> _Problem requirements_
Please reproduce the data exactly, though every picture must stay out.

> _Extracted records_
··········
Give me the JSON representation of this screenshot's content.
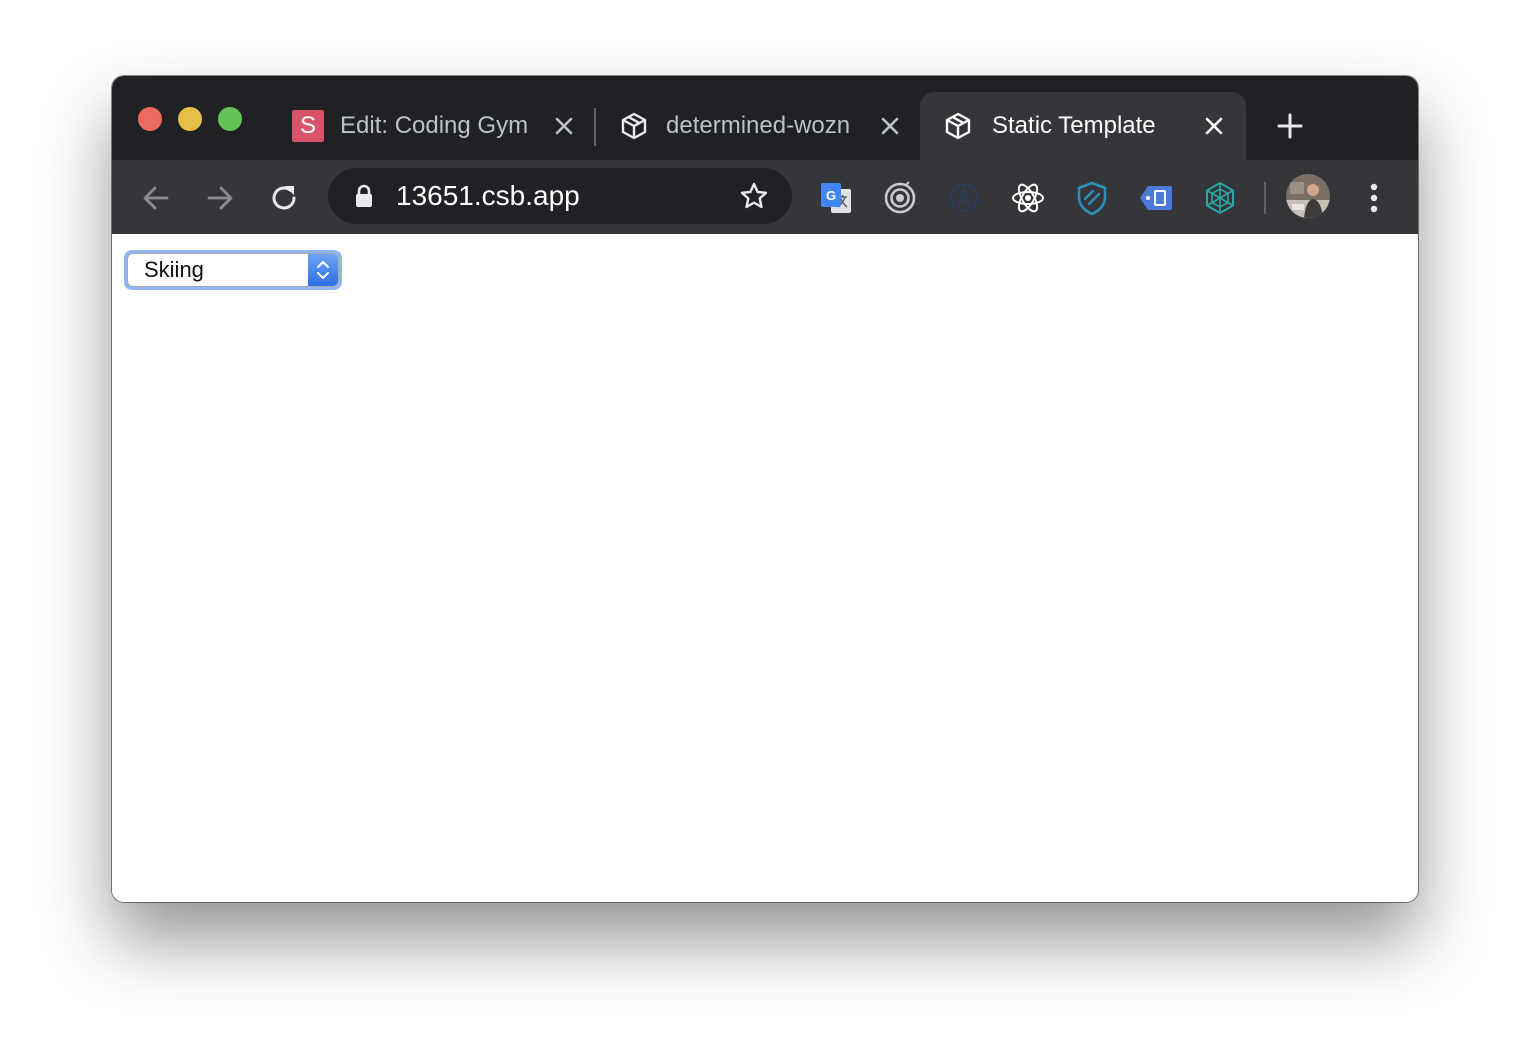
{
  "browser": {
    "tabs": [
      {
        "title": "Edit: Coding Gym",
        "favicon": "sandbox-s-icon",
        "favicon_letter": "S",
        "active": false
      },
      {
        "title": "determined-wozn",
        "favicon": "codesandbox-cube-icon",
        "active": false
      },
      {
        "title": "Static Template",
        "favicon": "codesandbox-cube-icon",
        "active": true
      }
    ],
    "address_bar": {
      "url": "13651.csb.app"
    },
    "extensions": [
      "google-translate-icon",
      "target-icon",
      "angular-devtools-icon",
      "react-devtools-icon",
      "shield-icon",
      "tag-icon",
      "web-icon"
    ]
  },
  "page": {
    "select": {
      "selected": "Skiing"
    }
  },
  "colors": {
    "tab_strip": "#202124",
    "toolbar": "#35363a",
    "omnibox": "#202124",
    "select_focus": "#8fb6f5",
    "select_arrow": "#2f6fe6"
  }
}
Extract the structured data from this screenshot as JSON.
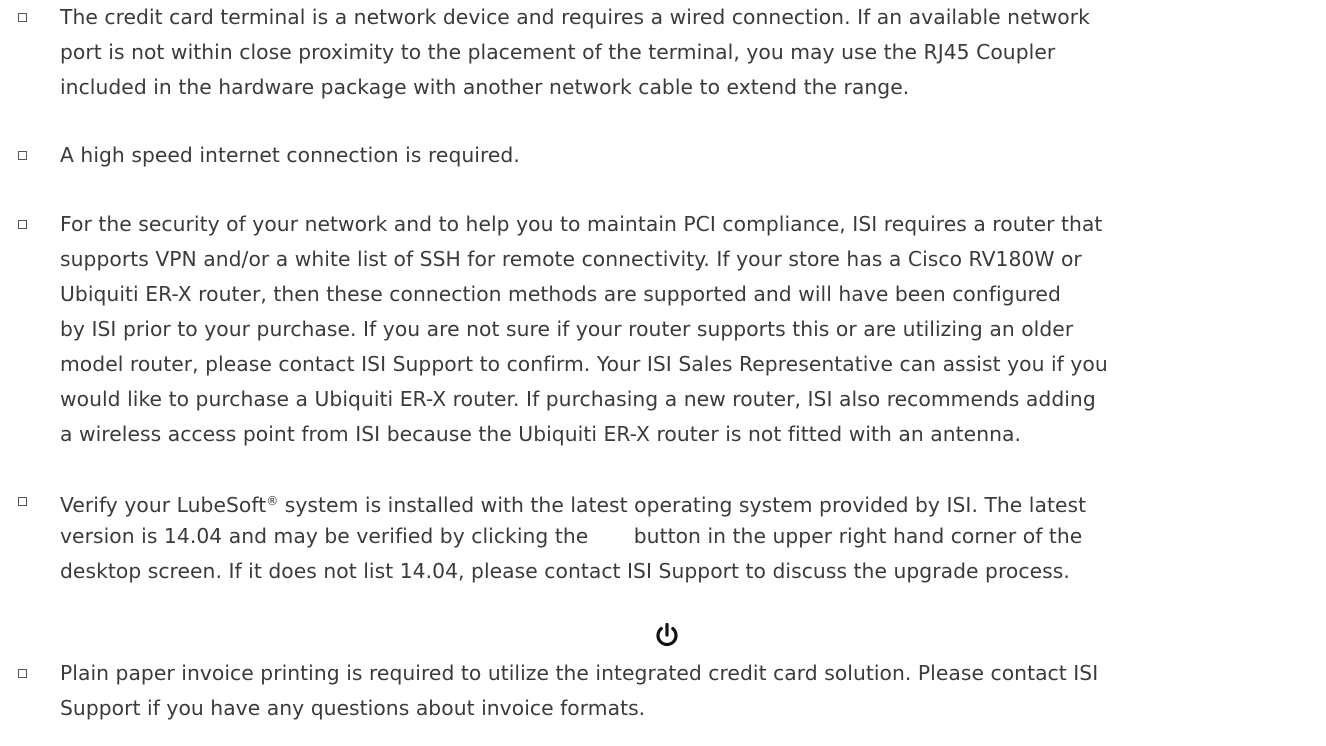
{
  "items": [
    {
      "lines": [
        "The credit card terminal is a network device and requires a wired connection. If an available network",
        "port is not within close proximity to the placement of the terminal, you may use the RJ45 Coupler",
        "included in the hardware package with another network cable to extend the range."
      ]
    },
    {
      "lines": [
        "A high speed internet connection is required."
      ]
    },
    {
      "lines": [
        "For the security of your network and to help you to maintain PCI compliance, ISI requires a router that",
        "supports VPN and/or a white list of SSH for remote connectivity. If your store has a Cisco RV180W or",
        "Ubiquiti ER-X router, then these connection methods are supported and will have been configured",
        "by ISI prior to your purchase. If you are not sure if your router supports this or are utilizing an older",
        "model router, please contact ISI Support to confirm. Your ISI Sales Representative can assist you if you",
        "would like to purchase a Ubiquiti ER-X router. If purchasing a new router, ISI also recommends adding",
        "a wireless access point from ISI because the Ubiquiti ER-X router is not fitted with an antenna."
      ]
    },
    {
      "line1_before": "Verify your LubeSoft",
      "line1_registered": "®",
      "line1_after": " system is installed with the latest operating system provided by ISI. The latest",
      "line2": "version is 14.04 and may be verified by clicking the       button in the upper right hand corner of the",
      "line3": "desktop screen. If it does not list 14.04, please contact ISI Support to discuss the upgrade process."
    },
    {
      "lines": [
        "Plain paper invoice printing is required to utilize the integrated credit card solution. Please contact ISI",
        "Support if you have any questions about invoice formats."
      ]
    }
  ],
  "icons": {
    "power": "power-icon"
  }
}
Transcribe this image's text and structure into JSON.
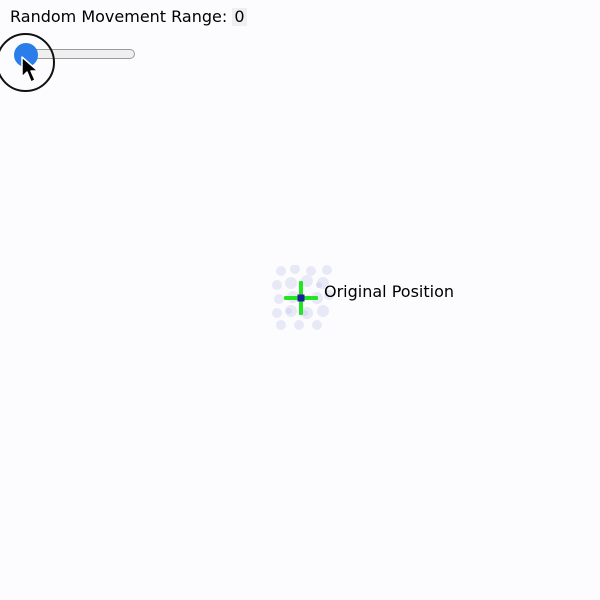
{
  "controls": {
    "range_label": "Random Movement Range:",
    "range_value": "0",
    "slider_value": 0
  },
  "scene": {
    "marker_label": "Original Position"
  },
  "colors": {
    "background": "#fcfbfe",
    "slider_thumb": "#2b7de9",
    "crosshair": "#22e622",
    "center_dot": "#1a1f9a",
    "particles": "#e8e9f6"
  },
  "icons": {
    "cursor": "mouse-pointer-icon",
    "crosshair": "crosshair-icon"
  }
}
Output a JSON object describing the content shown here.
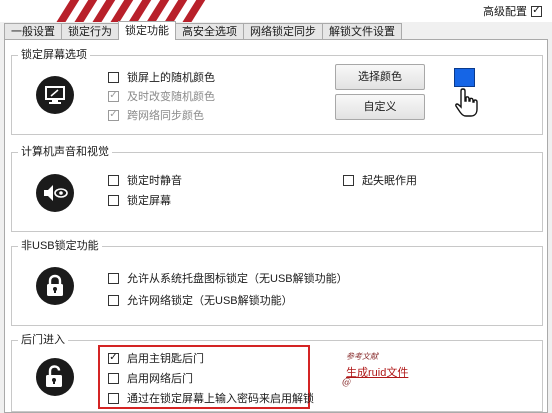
{
  "header": {
    "advanced_config_label": "高级配置",
    "advanced_config_checked": true
  },
  "tabs": [
    {
      "label": "一般设置"
    },
    {
      "label": "锁定行为"
    },
    {
      "label": "锁定功能",
      "active": true
    },
    {
      "label": "高安全选项"
    },
    {
      "label": "网络锁定同步"
    },
    {
      "label": "解锁文件设置"
    }
  ],
  "lock_screen": {
    "title": "锁定屏幕选项",
    "options": [
      {
        "label": "锁屏上的随机颜色",
        "checked": false,
        "enabled": true
      },
      {
        "label": "及时改变随机颜色",
        "checked": true,
        "enabled": false
      },
      {
        "label": "跨网络同步颜色",
        "checked": true,
        "enabled": false
      }
    ],
    "choose_color_button": "选择颜色",
    "custom_button": "自定义",
    "color": "#1565e6"
  },
  "sound": {
    "title": "计算机声音和视觉",
    "options": [
      {
        "label": "锁定时静音",
        "checked": false
      },
      {
        "label": "锁定屏幕",
        "checked": false
      },
      {
        "label": "起失眠作用",
        "checked": false
      }
    ]
  },
  "non_usb": {
    "title": "非USB锁定功能",
    "options": [
      {
        "label": "允许从系统托盘图标锁定（无USB解锁功能）",
        "checked": false
      },
      {
        "label": "允许网络锁定（无USB解锁功能）",
        "checked": false
      }
    ]
  },
  "backdoor": {
    "title": "后门进入",
    "options": [
      {
        "label": "启用主钥匙后门",
        "checked": true
      },
      {
        "label": "启用网络后门",
        "checked": false
      },
      {
        "label": "通过在锁定屏幕上输入密码来启用解锁",
        "checked": false
      }
    ],
    "note": "参考文献",
    "link": "生成ruid文件",
    "link_sub": "@"
  },
  "colors": {
    "highlight_border": "#d42424",
    "swatch": "#1565e6"
  }
}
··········
> _Task result_
Give me the JSON representation of this screenshot's content.
{
  "browser": {
    "tabs": [
      {
        "title": "Edit: Coding Gym",
        "favicon": "sandbox-s-icon",
        "favicon_letter": "S",
        "active": false
      },
      {
        "title": "determined-wozn",
        "favicon": "codesandbox-cube-icon",
        "active": false
      },
      {
        "title": "Static Template",
        "favicon": "codesandbox-cube-icon",
        "active": true
      }
    ],
    "address_bar": {
      "url": "13651.csb.app"
    },
    "extensions": [
      "google-translate-icon",
      "target-icon",
      "angular-devtools-icon",
      "react-devtools-icon",
      "shield-icon",
      "tag-icon",
      "web-icon"
    ]
  },
  "page": {
    "select": {
      "selected": "Skiing"
    }
  },
  "colors": {
    "tab_strip": "#202124",
    "toolbar": "#35363a",
    "omnibox": "#202124",
    "select_focus": "#8fb6f5",
    "select_arrow": "#2f6fe6"
  }
}
Extract the structured data from this screenshot as JSON.
{
  "items": [
    {
      "lines": [
        "The credit card terminal is a network device and requires a wired connection. If an available network",
        "port is not within close proximity to the placement of the terminal, you may use the RJ45 Coupler",
        "included in the hardware package with another network cable to extend the range."
      ]
    },
    {
      "lines": [
        "A high speed internet connection is required."
      ]
    },
    {
      "lines": [
        "For the security of your network and to help you to maintain PCI compliance, ISI requires a router that",
        "supports VPN and/or a white list of SSH for remote connectivity. If your store has a Cisco RV180W or",
        "Ubiquiti ER-X router, then these connection methods are supported and will have been configured",
        "by ISI prior to your purchase. If you are not sure if your router supports this or are utilizing an older",
        "model router, please contact ISI Support to confirm. Your ISI Sales Representative can assist you if you",
        "would like to purchase a Ubiquiti ER-X router. If purchasing a new router, ISI also recommends adding",
        "a wireless access point from ISI because the Ubiquiti ER-X router is not fitted with an antenna."
      ]
    },
    {
      "line1_before": "Verify your LubeSoft",
      "line1_registered": "®",
      "line1_after": " system is installed with the latest operating system provided by ISI. The latest",
      "line2": "version is 14.04 and may be verified by clicking the       button in the upper right hand corner of the",
      "line3": "desktop screen. If it does not list 14.04, please contact ISI Support to discuss the upgrade process."
    },
    {
      "lines": [
        "Plain paper invoice printing is required to utilize the integrated credit card solution. Please contact ISI",
        "Support if you have any questions about invoice formats."
      ]
    }
  ],
  "icons": {
    "power": "power-icon"
  }
}
Transcribe this image's text and structure into JSON.
{
  "controls": {
    "range_label": "Random Movement Range:",
    "range_value": "0",
    "slider_value": 0
  },
  "scene": {
    "marker_label": "Original Position"
  },
  "colors": {
    "background": "#fcfbfe",
    "slider_thumb": "#2b7de9",
    "crosshair": "#22e622",
    "center_dot": "#1a1f9a",
    "particles": "#e8e9f6"
  },
  "icons": {
    "cursor": "mouse-pointer-icon",
    "crosshair": "crosshair-icon"
  }
}
Output a JSON object describing the content shown here.
{
  "header": {
    "advanced_config_label": "高级配置",
    "advanced_config_checked": true
  },
  "tabs": [
    {
      "label": "一般设置"
    },
    {
      "label": "锁定行为"
    },
    {
      "label": "锁定功能",
      "active": true
    },
    {
      "label": "高安全选项"
    },
    {
      "label": "网络锁定同步"
    },
    {
      "label": "解锁文件设置"
    }
  ],
  "lock_screen": {
    "title": "锁定屏幕选项",
    "options": [
      {
        "label": "锁屏上的随机颜色",
        "checked": false,
        "enabled": true
      },
      {
        "label": "及时改变随机颜色",
        "checked": true,
        "enabled": false
      },
      {
        "label": "跨网络同步颜色",
        "checked": true,
        "enabled": false
      }
    ],
    "choose_color_button": "选择颜色",
    "custom_button": "自定义",
    "color": "#1565e6"
  },
  "sound": {
    "title": "计算机声音和视觉",
    "options": [
      {
        "label": "锁定时静音",
        "checked": false
      },
      {
        "label": "锁定屏幕",
        "checked": false
      },
      {
        "label": "起失眠作用",
        "checked": false
      }
    ]
  },
  "non_usb": {
    "title": "非USB锁定功能",
    "options": [
      {
        "label": "允许从系统托盘图标锁定（无USB解锁功能）",
        "checked": false
      },
      {
        "label": "允许网络锁定（无USB解锁功能）",
        "checked": false
      }
    ]
  },
  "backdoor": {
    "title": "后门进入",
    "options": [
      {
        "label": "启用主钥匙后门",
        "checked": true
      },
      {
        "label": "启用网络后门",
        "checked": false
      },
      {
        "label": "通过在锁定屏幕上输入密码来启用解锁",
        "checked": false
      }
    ],
    "note": "参考文献",
    "link": "生成ruid文件",
    "link_sub": "@"
  },
  "colors": {
    "highlight_border": "#d42424",
    "swatch": "#1565e6"
  }
}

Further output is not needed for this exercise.